Aim: To assess the management and clinical outcome of patients treated in the Joint Diabetic-Renal Clinic (JDRC) at Royal Darwin Hospital.
Methods: A retrospective audit was performed between 1 January 2012 and 31 March 2013. Data on clinic attendances, clinical and biochemical markers were collected from patient’s records and electronic Health records.
Results: Total 40 patients were studied, 20 were men and 20 women. Median age was 55 (27-81) years. Ten (25%) were Indigenous. 36 had type 2 diabetes, three had type 1 and one had steroid induced diabetes
Of 40 patients, 31 were included after exclusion criteria. 13 out of 31 patients attended JDRC only once for various reasons and 18 patients attended twice or more during study periods. Among 18 patients, five were on haemodialysis and three received renal transplant. 8/18 (44%) had Ischemic Heart Disease, 2/18 had Peripheral Vascular Disease. 14/18 (77%) were on lipid lowering agents. ACEI / angiotensin receptor blocker were used in all patients except those on haemodialysis.
Median HbA1c at baseline was 8.6% (5.9 -12.6%) among 18 patients who were followed up more than once at JDRC. After 6-12 months follow-up, eight out of 18 (44.4%) had improved glycaemic control, 5/18 (27.7 %) had stable HbA1c and 5 had worsened HbA1c. Median HbA1c was 7.5% (6.4-11%) at follow up. After excluding five haemodialysis patients and three transplant patients, four out of nine (44%) had stable renal function, 2/9 (22%) had improved albuminuria and 3/9 (33%) had worsened renal function. After censoring 5 dialysis patients, 4 out of 13 patients had better blood pressure (BP) control, 6 had stable and 3 had worsened BP.
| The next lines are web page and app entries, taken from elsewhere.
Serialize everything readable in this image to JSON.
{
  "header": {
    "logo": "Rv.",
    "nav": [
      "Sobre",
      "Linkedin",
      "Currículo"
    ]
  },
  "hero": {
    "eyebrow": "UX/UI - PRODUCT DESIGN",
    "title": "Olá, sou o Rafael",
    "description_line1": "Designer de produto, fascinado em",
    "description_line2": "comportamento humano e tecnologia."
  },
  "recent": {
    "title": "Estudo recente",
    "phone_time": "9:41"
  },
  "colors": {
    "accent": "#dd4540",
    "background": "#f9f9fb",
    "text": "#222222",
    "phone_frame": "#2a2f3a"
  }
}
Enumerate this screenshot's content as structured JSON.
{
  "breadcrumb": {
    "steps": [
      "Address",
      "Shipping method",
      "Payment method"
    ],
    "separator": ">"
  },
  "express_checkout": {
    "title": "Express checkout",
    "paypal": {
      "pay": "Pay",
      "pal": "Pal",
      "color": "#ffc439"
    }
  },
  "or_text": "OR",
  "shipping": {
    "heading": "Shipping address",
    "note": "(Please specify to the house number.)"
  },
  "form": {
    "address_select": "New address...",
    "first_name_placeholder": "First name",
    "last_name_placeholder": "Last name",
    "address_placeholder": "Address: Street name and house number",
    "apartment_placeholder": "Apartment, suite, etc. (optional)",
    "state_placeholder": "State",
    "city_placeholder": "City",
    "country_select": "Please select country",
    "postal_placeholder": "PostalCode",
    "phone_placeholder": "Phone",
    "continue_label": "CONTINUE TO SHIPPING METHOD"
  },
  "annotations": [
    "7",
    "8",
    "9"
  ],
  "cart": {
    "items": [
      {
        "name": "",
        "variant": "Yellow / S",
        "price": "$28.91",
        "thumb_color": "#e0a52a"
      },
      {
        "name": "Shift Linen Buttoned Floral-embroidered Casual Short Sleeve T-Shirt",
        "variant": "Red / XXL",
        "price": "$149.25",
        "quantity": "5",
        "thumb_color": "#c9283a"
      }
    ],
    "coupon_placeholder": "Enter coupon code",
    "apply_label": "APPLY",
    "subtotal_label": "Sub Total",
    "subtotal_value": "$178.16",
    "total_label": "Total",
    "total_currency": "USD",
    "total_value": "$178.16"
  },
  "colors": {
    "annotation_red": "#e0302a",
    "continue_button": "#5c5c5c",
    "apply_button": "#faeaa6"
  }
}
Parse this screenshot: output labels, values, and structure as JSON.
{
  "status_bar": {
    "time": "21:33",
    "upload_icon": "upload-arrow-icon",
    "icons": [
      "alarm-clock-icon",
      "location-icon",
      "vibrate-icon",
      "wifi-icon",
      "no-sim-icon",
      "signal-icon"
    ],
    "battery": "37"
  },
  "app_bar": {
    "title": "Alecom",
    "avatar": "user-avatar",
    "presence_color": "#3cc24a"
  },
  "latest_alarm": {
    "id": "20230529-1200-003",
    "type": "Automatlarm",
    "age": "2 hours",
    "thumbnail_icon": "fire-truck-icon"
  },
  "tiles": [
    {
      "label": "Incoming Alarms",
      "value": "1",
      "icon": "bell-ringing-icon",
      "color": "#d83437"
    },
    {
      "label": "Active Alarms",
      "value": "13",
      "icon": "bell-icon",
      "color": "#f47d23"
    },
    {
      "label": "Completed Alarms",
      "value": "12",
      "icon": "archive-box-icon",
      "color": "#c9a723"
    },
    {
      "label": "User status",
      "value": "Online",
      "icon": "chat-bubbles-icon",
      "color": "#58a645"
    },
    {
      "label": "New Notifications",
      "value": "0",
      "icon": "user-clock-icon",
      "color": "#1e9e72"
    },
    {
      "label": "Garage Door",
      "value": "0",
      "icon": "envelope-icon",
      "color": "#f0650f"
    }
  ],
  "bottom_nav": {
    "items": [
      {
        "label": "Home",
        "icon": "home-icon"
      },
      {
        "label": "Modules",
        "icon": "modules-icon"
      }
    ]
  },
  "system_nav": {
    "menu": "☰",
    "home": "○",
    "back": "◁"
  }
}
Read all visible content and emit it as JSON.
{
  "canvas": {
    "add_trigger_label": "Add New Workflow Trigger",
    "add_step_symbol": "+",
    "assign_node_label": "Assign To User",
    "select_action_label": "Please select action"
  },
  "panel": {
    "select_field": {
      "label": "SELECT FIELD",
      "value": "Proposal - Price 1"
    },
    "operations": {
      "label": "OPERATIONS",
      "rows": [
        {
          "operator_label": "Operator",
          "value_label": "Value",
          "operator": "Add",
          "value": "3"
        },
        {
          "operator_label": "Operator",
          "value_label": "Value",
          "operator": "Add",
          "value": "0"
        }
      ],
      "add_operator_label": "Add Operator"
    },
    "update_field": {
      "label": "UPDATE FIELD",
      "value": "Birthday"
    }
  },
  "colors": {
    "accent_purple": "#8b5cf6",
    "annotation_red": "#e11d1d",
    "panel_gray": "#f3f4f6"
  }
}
Conclusion: Our results revealed that the JRDC has positive impacts in obtaining better metabolic control and delaying renal progression, with potential reduction on cardiovascular morbidity, mortality and premature death in the longer term.